(Stored dataset items)
- - - -
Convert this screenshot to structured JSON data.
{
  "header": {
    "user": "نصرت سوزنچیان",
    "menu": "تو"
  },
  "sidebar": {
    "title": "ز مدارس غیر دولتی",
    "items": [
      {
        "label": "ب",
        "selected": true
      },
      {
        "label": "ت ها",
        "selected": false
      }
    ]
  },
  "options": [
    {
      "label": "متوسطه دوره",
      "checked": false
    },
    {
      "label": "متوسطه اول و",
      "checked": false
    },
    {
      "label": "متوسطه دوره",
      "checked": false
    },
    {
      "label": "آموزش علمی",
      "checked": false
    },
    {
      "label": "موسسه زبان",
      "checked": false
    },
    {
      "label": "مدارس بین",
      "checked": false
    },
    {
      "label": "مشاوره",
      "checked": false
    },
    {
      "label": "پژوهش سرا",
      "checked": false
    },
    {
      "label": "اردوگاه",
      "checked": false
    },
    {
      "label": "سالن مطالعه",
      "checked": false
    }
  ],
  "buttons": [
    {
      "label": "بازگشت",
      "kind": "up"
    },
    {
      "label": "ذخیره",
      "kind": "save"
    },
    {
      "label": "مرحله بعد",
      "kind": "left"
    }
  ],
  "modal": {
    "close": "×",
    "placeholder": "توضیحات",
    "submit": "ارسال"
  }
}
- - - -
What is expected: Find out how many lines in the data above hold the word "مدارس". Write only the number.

Exercise output: 2